While the local economic climate does not bode well for the country as a whole, what with the recent declaration of recession and a sudden plunge in jobs, the Singapore film and television industry seems to be holding up quite well, with help from both the government and the private sectors, as the country moves towards the development of specialty funds for the media industry, which has been set as a national-priority growth area by the authorities.

notes.jpgBanking on Singapore’s lead in fund-management and investment-trust industry, specialty funds are seen as a natural extension of the media industry’s growth, with the Media Development Authority working hard to link the local firms with investment opportunities from around the region.
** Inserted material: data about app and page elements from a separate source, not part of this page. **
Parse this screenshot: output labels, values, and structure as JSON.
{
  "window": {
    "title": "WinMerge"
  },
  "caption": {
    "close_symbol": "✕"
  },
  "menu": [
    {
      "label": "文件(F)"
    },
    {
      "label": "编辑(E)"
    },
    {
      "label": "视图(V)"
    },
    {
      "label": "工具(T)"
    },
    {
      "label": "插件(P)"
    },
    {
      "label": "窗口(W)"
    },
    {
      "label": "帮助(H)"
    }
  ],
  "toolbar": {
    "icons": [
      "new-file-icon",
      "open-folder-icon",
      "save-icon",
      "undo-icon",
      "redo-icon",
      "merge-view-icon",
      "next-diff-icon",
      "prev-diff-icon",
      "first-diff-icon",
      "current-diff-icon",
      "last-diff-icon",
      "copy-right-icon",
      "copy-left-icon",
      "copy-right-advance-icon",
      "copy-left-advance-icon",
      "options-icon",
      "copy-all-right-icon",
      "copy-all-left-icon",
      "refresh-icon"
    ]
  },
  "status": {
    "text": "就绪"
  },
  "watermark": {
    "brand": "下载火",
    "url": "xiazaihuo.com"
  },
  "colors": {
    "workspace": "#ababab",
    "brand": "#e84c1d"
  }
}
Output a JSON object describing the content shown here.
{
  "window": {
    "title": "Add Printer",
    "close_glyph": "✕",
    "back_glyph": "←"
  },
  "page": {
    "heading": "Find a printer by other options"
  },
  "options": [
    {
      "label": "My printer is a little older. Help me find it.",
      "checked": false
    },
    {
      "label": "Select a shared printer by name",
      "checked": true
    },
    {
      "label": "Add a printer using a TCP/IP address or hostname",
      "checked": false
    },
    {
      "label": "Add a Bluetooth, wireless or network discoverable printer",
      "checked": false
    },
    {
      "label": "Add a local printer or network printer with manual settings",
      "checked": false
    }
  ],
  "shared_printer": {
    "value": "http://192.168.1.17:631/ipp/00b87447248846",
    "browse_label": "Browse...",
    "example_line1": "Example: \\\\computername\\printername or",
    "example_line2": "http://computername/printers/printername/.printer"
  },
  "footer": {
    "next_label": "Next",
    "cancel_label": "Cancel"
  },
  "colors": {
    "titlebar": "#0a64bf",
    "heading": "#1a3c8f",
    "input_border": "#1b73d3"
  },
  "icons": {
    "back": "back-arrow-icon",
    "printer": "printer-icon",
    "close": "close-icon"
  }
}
Through the Singapore Film Commission, MDA continues to provide financial support for individual film projects made in Singapore, with some investments (of its own equity) in some of the new private funds, though the quantity is unclear.

The government had earlier stated that it sees long-term benefits in developing Singapore into an entertainment hub via the “halo effect” (similar to how the iPod has boost Apple’s perceived value), and hopes that this will also allow talent and skills to trickle down from the top. Broadening our regulations also mean that the promotional campaign now reads “made by Singapore”, rather than the narrower “made in Singapore”. Some S$500 million is in reserve for the film, TV and games industry, as announced in May by the MDA, and adding to this is the S$611 million pool from Singapore-based RGM, a talent management company turned film production house.

Also pouring in are production funds in the process of being put together by Hyde Park Entertainment, totalling S$107 million. Head of LA-based Hyde Park Entertainment Ashok Amritraj comments: “The Economic Development Board and the MDA are very generous in their approach to companies that have an interest in Asia. And they are very flexible in the way they allow you to structure the funds.” He added that capital came principally from the MDA and investors based in the Middle East and Singapore, adding that the authorities “have made Singapore a safe, clear haven in these crazy times.”

RGM’s CEO, Davesh Chetty, also explained that a privately secured funds sometimes work better due to the lax restrictions, and are generally faster than bank loans. “We can (finance) pre-production where other movies have to wait for bank finance; we can greenlight with a minimum of presales; our U.S. deals don’t have to be (minimum guarantee deals), they can be P&A deals; and we can use all the variants on the independent finance model — presales, gap, mezzanine and equity.”

RGM first shifted to Singapore in 2005, and has plans for its $611 million to revolve for four years, focusing on movies with an Asian connection with a US distribution deal of some sort. Budgets for films will be large by Asian standards, starting from a minimum of S$23 million. Ideally, 10 $61 million films should be completed with the budget, with Chetty pointing out that Point Break 2 (helmed by Jan De Bont, filmed in Indonesia) is the example to follow. Chetty also estimates that 90% of the films would be lensed in Asia, with at least 3 getting the green light within the next quarter.

Earlier in April, Japan’s Entertainment Farm has also established a Singapore-based production fund which houses some S$76 million for projects brought in by producer Yukie Kito. The money gives the company freedom to fully finance smaller films or take up stake in larger projects for up to S$15 million.

“This is a new way of working for a Japanese company, and we are keeping the amount raised modest as we want to raise it quickly; we have projects waiting for finance,” says Yano Satoru, director of Entertainment Farm, who adds that the fund has no debt component or leverage.

Even Singapore’s cornerstone wealth fund, Temasek, has stepped foot into the industry, taking up stake in Indian broadcaster INX Media, and is currently in the midst of securing investments with Tata Sky.

Leave a comment

%d bloggers like this: